-- Assignment --
Please copy all of the records exactly, leaving nothing out.

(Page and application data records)
= = = =

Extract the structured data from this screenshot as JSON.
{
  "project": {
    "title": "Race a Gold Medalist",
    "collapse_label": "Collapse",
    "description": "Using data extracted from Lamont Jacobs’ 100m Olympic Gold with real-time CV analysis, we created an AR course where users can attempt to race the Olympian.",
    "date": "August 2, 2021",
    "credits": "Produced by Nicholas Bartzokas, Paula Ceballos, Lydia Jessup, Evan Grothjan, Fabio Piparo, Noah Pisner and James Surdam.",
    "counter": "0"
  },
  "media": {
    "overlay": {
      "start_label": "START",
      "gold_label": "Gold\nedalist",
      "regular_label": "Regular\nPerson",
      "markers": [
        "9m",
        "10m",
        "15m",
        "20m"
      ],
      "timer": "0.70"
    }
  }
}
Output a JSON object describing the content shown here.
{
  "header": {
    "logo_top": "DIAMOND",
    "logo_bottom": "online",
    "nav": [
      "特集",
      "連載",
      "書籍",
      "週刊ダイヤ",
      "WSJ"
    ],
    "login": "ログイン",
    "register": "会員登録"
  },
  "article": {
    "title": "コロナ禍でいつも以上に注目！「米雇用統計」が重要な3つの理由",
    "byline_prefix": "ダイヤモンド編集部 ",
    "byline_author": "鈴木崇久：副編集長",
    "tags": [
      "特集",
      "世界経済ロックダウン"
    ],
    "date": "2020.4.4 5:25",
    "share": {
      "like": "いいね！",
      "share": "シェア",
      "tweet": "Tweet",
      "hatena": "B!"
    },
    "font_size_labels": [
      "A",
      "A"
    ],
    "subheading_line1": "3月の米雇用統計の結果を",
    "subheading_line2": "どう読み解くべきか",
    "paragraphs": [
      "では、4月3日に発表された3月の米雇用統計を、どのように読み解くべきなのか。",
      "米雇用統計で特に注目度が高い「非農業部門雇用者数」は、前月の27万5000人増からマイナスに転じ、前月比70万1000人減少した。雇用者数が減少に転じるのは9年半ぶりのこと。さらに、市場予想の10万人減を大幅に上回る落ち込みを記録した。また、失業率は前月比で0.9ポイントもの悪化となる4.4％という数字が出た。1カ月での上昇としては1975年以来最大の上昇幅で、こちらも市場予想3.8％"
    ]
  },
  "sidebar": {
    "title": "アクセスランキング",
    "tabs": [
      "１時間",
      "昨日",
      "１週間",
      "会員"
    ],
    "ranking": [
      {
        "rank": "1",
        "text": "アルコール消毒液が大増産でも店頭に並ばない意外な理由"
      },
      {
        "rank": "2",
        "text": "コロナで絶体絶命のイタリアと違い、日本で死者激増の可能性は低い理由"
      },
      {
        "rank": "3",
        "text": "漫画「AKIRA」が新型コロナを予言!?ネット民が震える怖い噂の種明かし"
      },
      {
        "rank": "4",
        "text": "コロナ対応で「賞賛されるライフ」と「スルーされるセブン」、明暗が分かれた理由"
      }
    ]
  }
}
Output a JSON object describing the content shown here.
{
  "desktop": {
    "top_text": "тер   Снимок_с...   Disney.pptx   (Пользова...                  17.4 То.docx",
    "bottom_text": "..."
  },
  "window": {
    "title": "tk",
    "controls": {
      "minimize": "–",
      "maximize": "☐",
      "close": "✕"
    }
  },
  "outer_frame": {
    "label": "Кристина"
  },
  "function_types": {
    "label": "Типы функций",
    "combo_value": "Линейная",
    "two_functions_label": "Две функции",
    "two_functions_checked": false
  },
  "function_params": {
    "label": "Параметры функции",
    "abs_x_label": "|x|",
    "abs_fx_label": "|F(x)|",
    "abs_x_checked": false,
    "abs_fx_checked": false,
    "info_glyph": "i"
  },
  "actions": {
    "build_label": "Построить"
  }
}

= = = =

-- Exercise solution --
Extract the structured data from this screenshot as JSON.
{
  "project": {
    "title": "Race a Gold Medalist",
    "collapse_label": "Collapse",
    "description": "Using data extracted from Lamont Jacobs’ 100m Olympic Gold with real-time CV analysis, we created an AR course where users can attempt to race the Olympian.",
    "date": "August 2, 2021",
    "credits": "Produced by Nicholas Bartzokas, Paula Ceballos, Lydia Jessup, Evan Grothjan, Fabio Piparo, Noah Pisner and James Surdam.",
    "counter": "0"
  },
  "media": {
    "overlay": {
      "start_label": "START",
      "gold_label": "Gold\nedalist",
      "regular_label": "Regular\nPerson",
      "markers": [
        "9m",
        "10m",
        "15m",
        "20m"
      ],
      "timer": "0.70"
    }
  }
}
Output a JSON object describing the content shown here.
{
  "header": {
    "logo_top": "DIAMOND",
    "logo_bottom": "online",
    "nav": [
      "特集",
      "連載",
      "書籍",
      "週刊ダイヤ",
      "WSJ"
    ],
    "login": "ログイン",
    "register": "会員登録"
  },
  "article": {
    "title": "コロナ禍でいつも以上に注目！「米雇用統計」が重要な3つの理由",
    "byline_prefix": "ダイヤモンド編集部 ",
    "byline_author": "鈴木崇久：副編集長",
    "tags": [
      "特集",
      "世界経済ロックダウン"
    ],
    "date": "2020.4.4 5:25",
    "share": {
      "like": "いいね！",
      "share": "シェア",
      "tweet": "Tweet",
      "hatena": "B!"
    },
    "font_size_labels": [
      "A",
      "A"
    ],
    "subheading_line1": "3月の米雇用統計の結果を",
    "subheading_line2": "どう読み解くべきか",
    "paragraphs": [
      "では、4月3日に発表された3月の米雇用統計を、どのように読み解くべきなのか。",
      "米雇用統計で特に注目度が高い「非農業部門雇用者数」は、前月の27万5000人増からマイナスに転じ、前月比70万1000人減少した。雇用者数が減少に転じるのは9年半ぶりのこと。さらに、市場予想の10万人減を大幅に上回る落ち込みを記録した。また、失業率は前月比で0.9ポイントもの悪化となる4.4％という数字が出た。1カ月での上昇としては1975年以来最大の上昇幅で、こちらも市場予想3.8％"
    ]
  },
  "sidebar": {
    "title": "アクセスランキング",
    "tabs": [
      "１時間",
      "昨日",
      "１週間",
      "会員"
    ],
    "ranking": [
      {
        "rank": "1",
        "text": "アルコール消毒液が大増産でも店頭に並ばない意外な理由"
      },
      {
        "rank": "2",
        "text": "コロナで絶体絶命のイタリアと違い、日本で死者激増の可能性は低い理由"
      },
      {
        "rank": "3",
        "text": "漫画「AKIRA」が新型コロナを予言!?ネット民が震える怖い噂の種明かし"
      },
      {
        "rank": "4",
        "text": "コロナ対応で「賞賛されるライフ」と「スルーされるセブン」、明暗が分かれた理由"
      }
    ]
  }
}
Output a JSON object describing the content shown here.
{
  "desktop": {
    "top_text": "тер   Снимок_с...   Disney.pptx   (Пользова...                  17.4 То.docx",
    "bottom_text": "..."
  },
  "window": {
    "title": "tk",
    "controls": {
      "minimize": "–",
      "maximize": "☐",
      "close": "✕"
    }
  },
  "outer_frame": {
    "label": "Кристина"
  },
  "function_types": {
    "label": "Типы функций",
    "combo_value": "Линейная",
    "two_functions_label": "Две функции",
    "two_functions_checked": false
  },
  "function_params": {
    "label": "Параметры функции",
    "abs_x_label": "|x|",
    "abs_fx_label": "|F(x)|",
    "abs_x_checked": false,
    "abs_fx_checked": false,
    "info_glyph": "i"
  },
  "actions": {
    "build_label": "Построить"
  }
}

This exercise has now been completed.